On the day the U.S. Congress announced that the country could face a nuclear or biological attack in the next five years, volunteers with the Memphis and Shelby County Health Department tested their ability to dispense anthrax medication for the first time.
"We didn't know anything about the report," said Joan Carr, public information officer for the Memphis and Shelby County Health Department. "I saw it the newspaper like [everybody else] did."
Chalk it up to good timing. Under Centers for Disease Control (CDC) regulations, the department was required to complete the drill by year's end. The local health department has been designated by the CDC to distribute antibiotics to 1.3 million people in the Memphis metro area — including nearby counties in Arkansas and Mississippi — within 48 hours of an actual emergency.

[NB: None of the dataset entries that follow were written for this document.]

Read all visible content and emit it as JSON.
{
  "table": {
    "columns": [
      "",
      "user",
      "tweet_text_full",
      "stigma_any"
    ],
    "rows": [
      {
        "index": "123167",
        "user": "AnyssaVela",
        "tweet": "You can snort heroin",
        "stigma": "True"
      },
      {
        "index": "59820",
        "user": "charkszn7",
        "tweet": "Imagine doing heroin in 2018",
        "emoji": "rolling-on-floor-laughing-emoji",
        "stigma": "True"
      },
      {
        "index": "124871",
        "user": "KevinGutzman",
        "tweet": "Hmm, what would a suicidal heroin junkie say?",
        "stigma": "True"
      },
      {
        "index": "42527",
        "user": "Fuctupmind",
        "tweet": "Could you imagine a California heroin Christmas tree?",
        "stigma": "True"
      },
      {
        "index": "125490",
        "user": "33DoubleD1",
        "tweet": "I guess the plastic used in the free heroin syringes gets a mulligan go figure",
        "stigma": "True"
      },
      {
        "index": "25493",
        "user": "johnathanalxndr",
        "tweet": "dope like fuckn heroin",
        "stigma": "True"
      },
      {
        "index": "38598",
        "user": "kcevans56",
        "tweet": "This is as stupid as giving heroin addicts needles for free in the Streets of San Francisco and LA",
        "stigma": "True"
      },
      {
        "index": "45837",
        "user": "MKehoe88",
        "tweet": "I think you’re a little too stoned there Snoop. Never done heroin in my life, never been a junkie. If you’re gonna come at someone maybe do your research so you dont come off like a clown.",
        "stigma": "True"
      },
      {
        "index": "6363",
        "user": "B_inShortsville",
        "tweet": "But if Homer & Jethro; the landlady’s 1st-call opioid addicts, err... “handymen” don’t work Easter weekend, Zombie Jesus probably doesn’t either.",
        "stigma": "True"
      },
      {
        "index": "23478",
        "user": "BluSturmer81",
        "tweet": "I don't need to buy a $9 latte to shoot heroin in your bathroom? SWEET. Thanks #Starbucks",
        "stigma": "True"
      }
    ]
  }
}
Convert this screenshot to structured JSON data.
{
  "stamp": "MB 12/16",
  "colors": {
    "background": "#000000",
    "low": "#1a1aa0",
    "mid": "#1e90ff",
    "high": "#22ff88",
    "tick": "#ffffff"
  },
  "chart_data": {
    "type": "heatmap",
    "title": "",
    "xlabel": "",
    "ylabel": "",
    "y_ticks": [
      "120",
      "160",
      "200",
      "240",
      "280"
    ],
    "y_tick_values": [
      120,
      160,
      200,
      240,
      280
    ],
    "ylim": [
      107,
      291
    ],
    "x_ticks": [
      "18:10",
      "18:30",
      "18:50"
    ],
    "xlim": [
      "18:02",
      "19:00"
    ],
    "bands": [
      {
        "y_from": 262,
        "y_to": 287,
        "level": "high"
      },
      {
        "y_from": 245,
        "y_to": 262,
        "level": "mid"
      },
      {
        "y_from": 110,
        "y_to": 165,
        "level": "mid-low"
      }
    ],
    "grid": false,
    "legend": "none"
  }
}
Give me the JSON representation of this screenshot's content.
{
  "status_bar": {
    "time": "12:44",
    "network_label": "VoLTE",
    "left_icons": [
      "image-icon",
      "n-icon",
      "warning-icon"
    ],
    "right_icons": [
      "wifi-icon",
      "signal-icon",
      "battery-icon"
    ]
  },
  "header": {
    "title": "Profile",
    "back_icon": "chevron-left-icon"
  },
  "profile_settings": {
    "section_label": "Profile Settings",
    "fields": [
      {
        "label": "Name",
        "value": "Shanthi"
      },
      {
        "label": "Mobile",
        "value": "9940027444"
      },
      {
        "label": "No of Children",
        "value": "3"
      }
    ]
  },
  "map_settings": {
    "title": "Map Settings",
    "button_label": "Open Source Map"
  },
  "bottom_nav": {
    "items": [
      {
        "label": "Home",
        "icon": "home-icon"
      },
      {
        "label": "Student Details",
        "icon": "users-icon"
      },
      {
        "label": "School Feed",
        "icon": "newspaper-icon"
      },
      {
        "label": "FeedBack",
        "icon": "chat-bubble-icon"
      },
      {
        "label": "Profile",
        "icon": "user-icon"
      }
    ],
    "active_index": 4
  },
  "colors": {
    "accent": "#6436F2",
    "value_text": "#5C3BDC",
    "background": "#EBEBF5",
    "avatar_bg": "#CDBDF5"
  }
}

On a recent Tuesday morning, 282 volunteers acting as people exposed to anthrax lined up for medication at the Hickory Hill Community Center. Some were students from Arlington High School and others were adult volunteers from across the city.
The "patients" filled out detailed medical history forms. Some were asked to create fake medical conditions to give volunteers experience in dealing with special circumstances.
Trained staff, like Dr. David Weitzman of the Medical Reserve Corps, evaluated the medical forms.
"My job is to direct people who have medical conditions that might interfere with the drug [used to treat anthrax]," Weitzman said.
After each patient's medication and dosage were determined, volunteers gave them baggies filled with Skittles, Starburst, or M&Ms in place of Doxycycline, Ciprofloxacin, and Amoxicillin — the drugs used to treat anthrax.
Some patients, however, would have had trouble in a real emergency. Patty Rucker, a registered nurse who volunteered as a patient, was given the right medication but the wrong instructions.
"They gave me four Starburst with instructions to take one a day, and it's supposed to say one every four hours, because I'm on Theophylline for my breathing," Rucker said. "That could cause my kidneys to shut down."
Kasia Smith-Alexander, regional hospital coordinator for the health department, said the department did not have a label maker onsite and that the instructions were printed beforehand.
"In real life, we'd have a label maker," Smith-Alexander said. "That's why this exercise is useful — to see what works and what doesn't work."
The drill was also meant to test how long it takes the health department to set up a facility to dispense antibiotics in an emergency. The drill was set to begin at 9 a.m., but it began half an hour late.
Though the department had enough volunteers for the drill, they said many more would be needed in the case of an actual anthrax outbreak.
"Anthrax is the primary weapon of terrorists because it's easy to grow and dispense," Weitzman said. "You can spread it around with a leaf blower."